Item #11: Ordinance extending the validity of Planning entitlements and permits issued by the Community Development Department; extending the time for City review and action on development applications in the event state law deadlines are extended; and temporarily suspending certain CEQA requirements as provided by Executive Order N-54-20. The local, county and state emergency ordinances have delayed construction, so this is an emergency ordinance to extend applications by 90 days and to extended issued building permits by 180 days. This should be non-controversial.

As usual, listen closely to full council reports at the end of the meeting.

 RECAP  CITY COUNCIL MEETING – Tues., Apr. 28, 2020, 6:45 Special Meeting 

Item #1 COVID-19 Fiscal Impacts Update. The actual presentation was a two-hour, in-depth review of the city budget focusing on adjustments as a result of COVID-19. The biggest shortfall will occur in Transient Occupancy Tax (TOT), due to high hotel vacancies. Departments have been asked to reduce costs in special projects, and a soft hiring freeze is in effect.  Currently, the adjustments are reasonable, though the situation continues to be fluid. Relief funds from state and federal sources remain to be determined. The meeting took a temporary bizarre turn when Councilmember Liang Chao initiated a quarrel over procedure and whether or not Chao was “correct”  with Mayor Steven Scharf, which led the mayor to mute Chao’s microphone.

Item #2 Emergency Assistance Funds for Tenants at Risk of Eviction due to Impacts of the Novel Coronavirus (COVID-19). The presentations and council discussion ran almost two hours. West Valley Community Services has seen a 220% increase in requests for rental assistance,  including applications from Cupertino’s BMR housing residents. The council discussed the pros and cons of the services, and maximizing the number of assisted families, before finally approving the original staff recommendations of a $50,000 direct contribution to WVCS, a $100,000 low interest loan program to be administered through Meriwest Credit Union,  and—surprisingly—$50,000 for a new loan program to be administered by, though paycheck cash flow is their primary service.
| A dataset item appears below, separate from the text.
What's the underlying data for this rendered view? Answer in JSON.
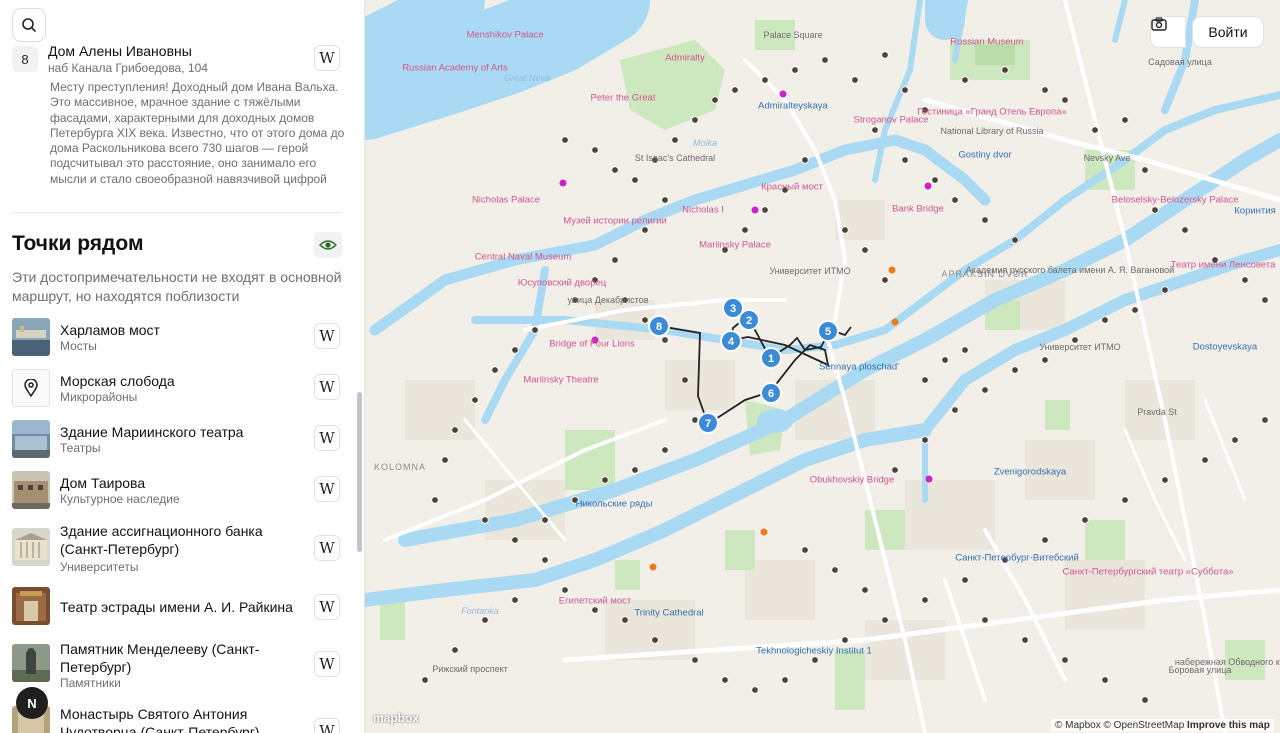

This was approved 4-1 with Councilmember Sinks voting nay. Sinks opposed splitting the funds, preferring a single partner, Meriwest, for administration in order to maximize the number of families and individuals served. Council deferred to staff to determine whether BMR Affordable Housing Funds or General Fund Human Services Grant funds should be tapped, due to administrative requirements.


The front page photo and article on page 5 are Delivering in time of need: Local students get community’s help with food insecurity during pandemic, by Anne Gelhaus. This is the heart-warming collaboration between Lazy Dog and Pineapple Thai restaurants at Main Street and city staff to deliver meals to high school students and their families in need. In addition, the Chamber of Commerce founded the Cupertino Together emergency fund to provide meals to seniors, low-income families and De Anza students. The Community Brief covers the city’s ordering of the use of masks in public, an order approved by city council on April 24. Legal notices on page 17 include (1) City of Cupertino Public Notice Unclaimed Funds, (2) Notice of Public Hearing for the Westport Mixed Use Project (replaces the Oaks) before the Planning Commission on May 12, and (3) Public hearing for 2020-25 Community Development Block Grant (CDBG) before the Housing Commission on May 14.

While shortages of toilet paper and paper goods seem to have subsided, new shortages of yeast, flour, potting soil and peat moss have arisen. Who would have predicted?

Warm regards,
Jean Bedord
Cupertino Matters
Publisher and Editor